[Stored items]

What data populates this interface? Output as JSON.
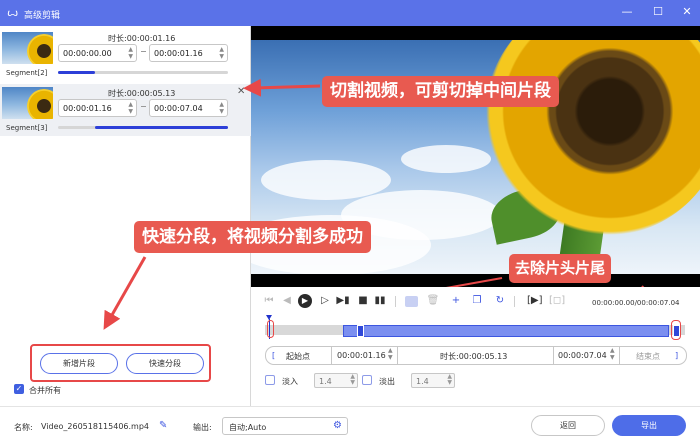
{
  "window": {
    "logo_glyph": "ꙍ",
    "title": "高级剪辑",
    "minimize_glyph": "—",
    "maximize_glyph": "☐",
    "close_glyph": "✕"
  },
  "segments": [
    {
      "name": "Segment[2]",
      "duration_label": "时长:",
      "duration": "00:00:01.16",
      "start": "00:00:00.00",
      "end": "00:00:01.16",
      "progress_start": 0.0,
      "progress_end": 0.22
    },
    {
      "name": "Segment[3]",
      "duration_label": "时长:",
      "duration": "00:00:05.13",
      "start": "00:00:01.16",
      "end": "00:00:07.04",
      "progress_start": 0.22,
      "progress_end": 1.0
    }
  ],
  "left_buttons": {
    "add_segment": "新增片段",
    "quick_split": "快速分段"
  },
  "merge_all": {
    "label": "合并所有",
    "checked": true
  },
  "callouts": {
    "cut": "切割视频，可剪切掉中间片段",
    "quick": "快速分段，将视频分割多成功",
    "trim": "去除片头片尾"
  },
  "player": {
    "time_display": "00:00:00.00/00:00:07.04"
  },
  "timeline": {
    "selection_start": 0.22,
    "selection_end": 1.0,
    "playhead": 0.0
  },
  "range": {
    "start_label": "起始点",
    "start_value": "00:00:01.16",
    "duration_label": "时长:00:00:05.13",
    "end_value": "00:00:07.04",
    "end_label": "结束点"
  },
  "fade": {
    "in_label": "淡入",
    "in_value": "1.4",
    "out_label": "淡出",
    "out_value": "1.4"
  },
  "footer": {
    "name_label": "名称:",
    "name_value": "Video_260518115406.mp4",
    "output_label": "输出:",
    "output_value": "自动;Auto",
    "back": "返回",
    "export": "导出"
  },
  "colors": {
    "accent": "#5a72e8",
    "callout": "#e85a50",
    "highlight": "#e74848"
  }
}
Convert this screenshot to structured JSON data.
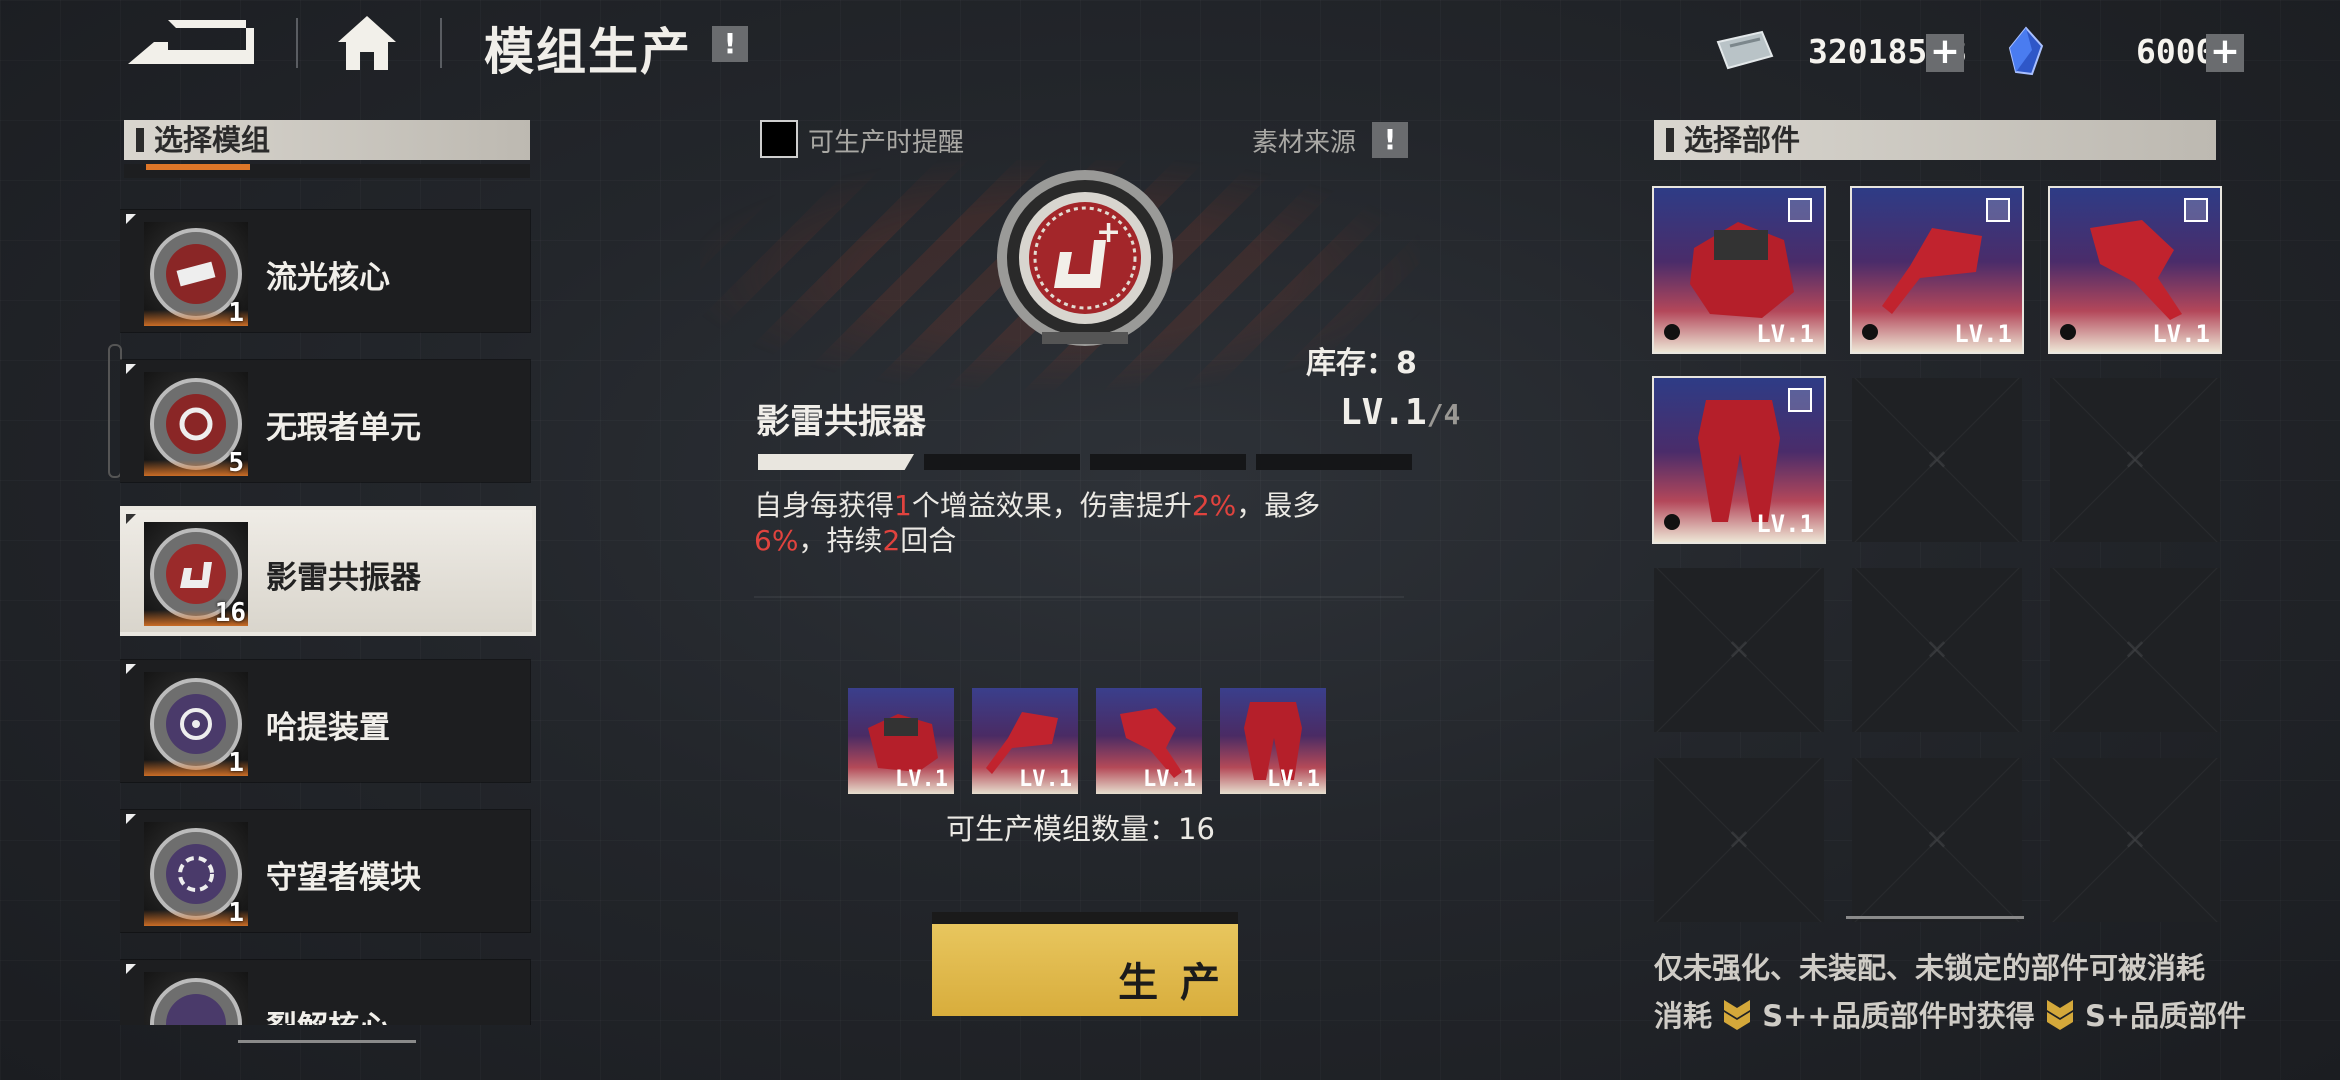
{
  "header": {
    "title": "模组生产",
    "info_badge": "!",
    "currency1": {
      "icon": "ticket-currency-icon",
      "value": "32018563",
      "plus": "+"
    },
    "currency2": {
      "icon": "crystal-currency-icon",
      "value": "6000",
      "plus": "+"
    }
  },
  "left_panel": {
    "header": "选择模组",
    "items": [
      {
        "label": "流光核心",
        "count": "1"
      },
      {
        "label": "无瑕者单元",
        "count": "5"
      },
      {
        "label": "影雷共振器",
        "count": "16",
        "selected": true
      },
      {
        "label": "哈提装置",
        "count": "1"
      },
      {
        "label": "守望者模块",
        "count": "1"
      },
      {
        "label": "裂解核心",
        "count": ""
      }
    ]
  },
  "center": {
    "remind_label": "可生产时提醒",
    "material_source": "素材来源",
    "material_badge": "!",
    "stock": "库存：8",
    "module_name": "影雷共振器",
    "level_main": "LV.1",
    "level_max": "/4",
    "level_progress": 0.25,
    "desc": {
      "p1": "自身每获得",
      "n1": "1",
      "p2": "个增益效果，伤害提升",
      "n2": "2%",
      "p3": "，最多",
      "n3": "6%",
      "p4": "，持续",
      "n4": "2",
      "p5": "回合"
    },
    "materials": [
      {
        "lv": "LV.1"
      },
      {
        "lv": "LV.1"
      },
      {
        "lv": "LV.1"
      },
      {
        "lv": "LV.1"
      }
    ],
    "producible_count": "可生产模组数量：16",
    "produce_button": "生 产"
  },
  "right_panel": {
    "header": "选择部件",
    "parts": [
      {
        "filled": true,
        "lv": "LV.1"
      },
      {
        "filled": true,
        "lv": "LV.1"
      },
      {
        "filled": true,
        "lv": "LV.1"
      },
      {
        "filled": true,
        "lv": "LV.1"
      },
      {
        "filled": false
      },
      {
        "filled": false
      },
      {
        "filled": false
      },
      {
        "filled": false
      },
      {
        "filled": false
      },
      {
        "filled": false
      },
      {
        "filled": false
      },
      {
        "filled": false
      }
    ],
    "note_line1": "仅未强化、未装配、未锁定的部件可被消耗",
    "note_line2_a": "消耗",
    "note_line2_b": "S++品质部件时获得",
    "note_line2_c": "S+品质部件"
  },
  "colors": {
    "accent_red": "#e0433e",
    "produce_yellow": "#e5c155",
    "orange_bar": "#de7628"
  }
}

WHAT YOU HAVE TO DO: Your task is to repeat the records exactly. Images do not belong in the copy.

SOLUTION TO THE EXERCISE:
What data populates this interface? Output as JSON.
{
  "window": {
    "logo_glyph": "ꙍ",
    "title": "高级剪辑",
    "minimize_glyph": "—",
    "maximize_glyph": "☐",
    "close_glyph": "✕"
  },
  "segments": [
    {
      "name": "Segment[2]",
      "duration_label": "时长:",
      "duration": "00:00:01.16",
      "start": "00:00:00.00",
      "end": "00:00:01.16",
      "progress_start": 0.0,
      "progress_end": 0.22
    },
    {
      "name": "Segment[3]",
      "duration_label": "时长:",
      "duration": "00:00:05.13",
      "start": "00:00:01.16",
      "end": "00:00:07.04",
      "progress_start": 0.22,
      "progress_end": 1.0
    }
  ],
  "left_buttons": {
    "add_segment": "新增片段",
    "quick_split": "快速分段"
  },
  "merge_all": {
    "label": "合并所有",
    "checked": true
  },
  "callouts": {
    "cut": "切割视频，可剪切掉中间片段",
    "quick": "快速分段，将视频分割多成功",
    "trim": "去除片头片尾"
  },
  "player": {
    "time_display": "00:00:00.00/00:00:07.04"
  },
  "timeline": {
    "selection_start": 0.22,
    "selection_end": 1.0,
    "playhead": 0.0
  },
  "range": {
    "start_label": "起始点",
    "start_value": "00:00:01.16",
    "duration_label": "时长:00:00:05.13",
    "end_value": "00:00:07.04",
    "end_label": "结束点"
  },
  "fade": {
    "in_label": "淡入",
    "in_value": "1.4",
    "out_label": "淡出",
    "out_value": "1.4"
  },
  "footer": {
    "name_label": "名称:",
    "name_value": "Video_260518115406.mp4",
    "output_label": "输出:",
    "output_value": "自动;Auto",
    "back": "返回",
    "export": "导出"
  },
  "colors": {
    "accent": "#5a72e8",
    "callout": "#e85a50",
    "highlight": "#e74848"
  }
}
Convert this screenshot to structured JSON data.
{
  "header": {
    "title": "模组生产",
    "info_badge": "!",
    "currency1": {
      "icon": "ticket-currency-icon",
      "value": "32018563",
      "plus": "+"
    },
    "currency2": {
      "icon": "crystal-currency-icon",
      "value": "6000",
      "plus": "+"
    }
  },
  "left_panel": {
    "header": "选择模组",
    "items": [
      {
        "label": "流光核心",
        "count": "1"
      },
      {
        "label": "无瑕者单元",
        "count": "5"
      },
      {
        "label": "影雷共振器",
        "count": "16",
        "selected": true
      },
      {
        "label": "哈提装置",
        "count": "1"
      },
      {
        "label": "守望者模块",
        "count": "1"
      },
      {
        "label": "裂解核心",
        "count": ""
      }
    ]
  },
  "center": {
    "remind_label": "可生产时提醒",
    "material_source": "素材来源",
    "material_badge": "!",
    "stock": "库存：8",
    "module_name": "影雷共振器",
    "level_main": "LV.1",
    "level_max": "/4",
    "level_progress": 0.25,
    "desc": {
      "p1": "自身每获得",
      "n1": "1",
      "p2": "个增益效果，伤害提升",
      "n2": "2%",
      "p3": "，最多",
      "n3": "6%",
      "p4": "，持续",
      "n4": "2",
      "p5": "回合"
    },
    "materials": [
      {
        "lv": "LV.1"
      },
      {
        "lv": "LV.1"
      },
      {
        "lv": "LV.1"
      },
      {
        "lv": "LV.1"
      }
    ],
    "producible_count": "可生产模组数量：16",
    "produce_button": "生 产"
  },
  "right_panel": {
    "header": "选择部件",
    "parts": [
      {
        "filled": true,
        "lv": "LV.1"
      },
      {
        "filled": true,
        "lv": "LV.1"
      },
      {
        "filled": true,
        "lv": "LV.1"
      },
      {
        "filled": true,
        "lv": "LV.1"
      },
      {
        "filled": false
      },
      {
        "filled": false
      },
      {
        "filled": false
      },
      {
        "filled": false
      },
      {
        "filled": false
      },
      {
        "filled": false
      },
      {
        "filled": false
      },
      {
        "filled": false
      }
    ],
    "note_line1": "仅未强化、未装配、未锁定的部件可被消耗",
    "note_line2_a": "消耗",
    "note_line2_b": "S++品质部件时获得",
    "note_line2_c": "S+品质部件"
  },
  "colors": {
    "accent_red": "#e0433e",
    "produce_yellow": "#e5c155",
    "orange_bar": "#de7628"
  }
}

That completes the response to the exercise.